Lines from the records below that contain the word "doctor" are to be copied out.

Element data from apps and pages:
┏━━
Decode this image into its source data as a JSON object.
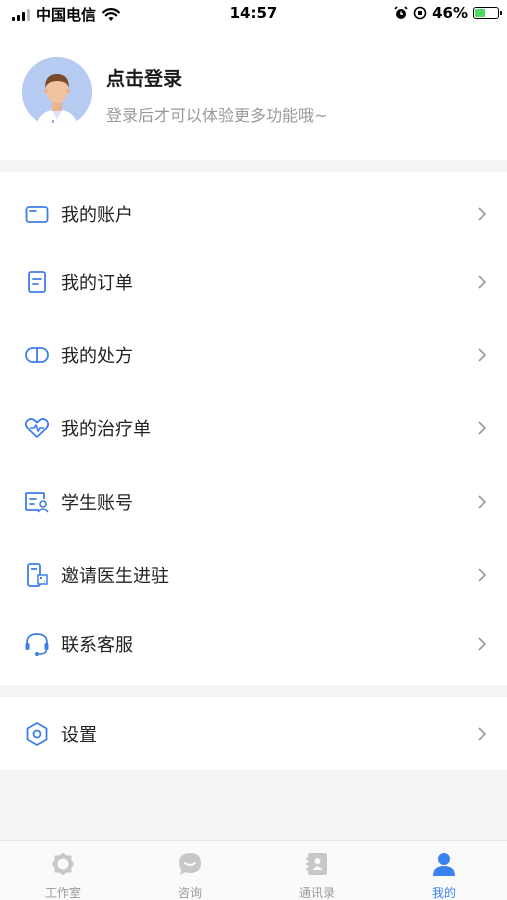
{
  "status_bar": {
    "carrier": "中国电信",
    "time": "14:57",
    "battery": "46%",
    "battery_level": 0.46
  },
  "profile": {
    "title": "点击登录",
    "subtitle": "登录后才可以体验更多功能哦~",
    "avatar_icon": "doctor-avatar-icon"
  },
  "menu": {
    "items": [
      {
        "label": "我的账户",
        "icon": "wallet-icon"
      },
      {
        "label": "我的订单",
        "icon": "order-icon"
      },
      {
        "label": "我的处方",
        "icon": "pill-icon"
      },
      {
        "label": "我的治疗单",
        "icon": "heart-pulse-icon"
      },
      {
        "label": "学生账号",
        "icon": "student-card-icon"
      },
      {
        "label": "邀请医生进驻",
        "icon": "invite-doctor-icon"
      },
      {
        "label": "联系客服",
        "icon": "headset-icon"
      }
    ],
    "settings": {
      "label": "设置",
      "icon": "settings-hexagon-icon"
    }
  },
  "tabbar": {
    "tabs": [
      {
        "label": "工作室",
        "icon": "studio-icon",
        "active": false
      },
      {
        "label": "咨询",
        "icon": "chat-icon",
        "active": false
      },
      {
        "label": "通讯录",
        "icon": "contacts-icon",
        "active": false
      },
      {
        "label": "我的",
        "icon": "user-icon",
        "active": true
      }
    ]
  },
  "colors": {
    "accent": "#3b82f0",
    "icon_blue": "#3f7ee8",
    "text_primary": "#222222",
    "text_secondary": "#999999",
    "tab_inactive": "#9a9a9a",
    "background": "#f4f5f7"
  }
}
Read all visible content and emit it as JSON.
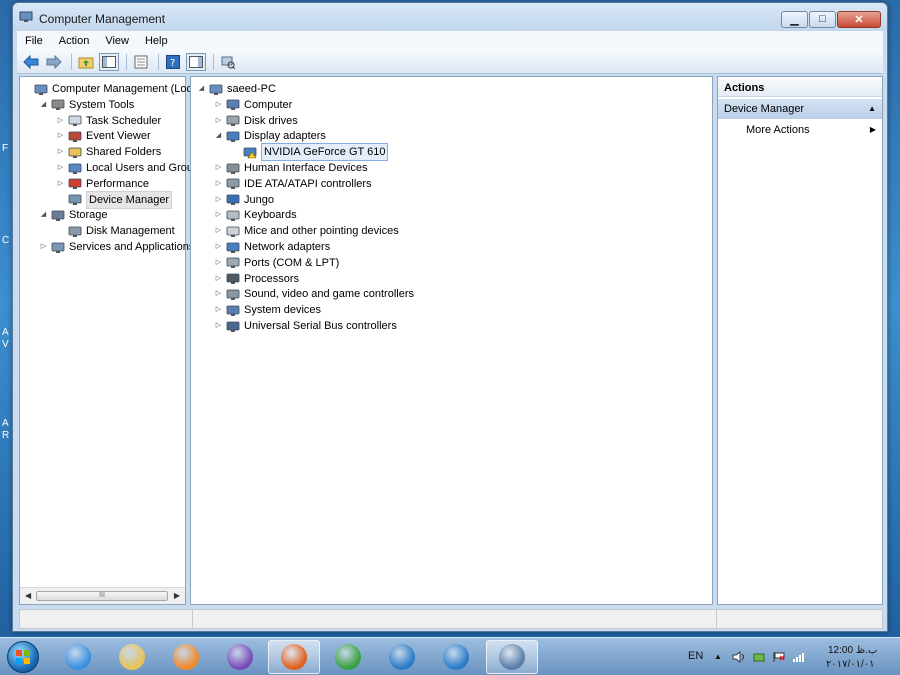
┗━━
SOLUTION BELOW:
    "avatar_icon": "doctor-avatar-icon"
        "icon": "invite-doctor-icon"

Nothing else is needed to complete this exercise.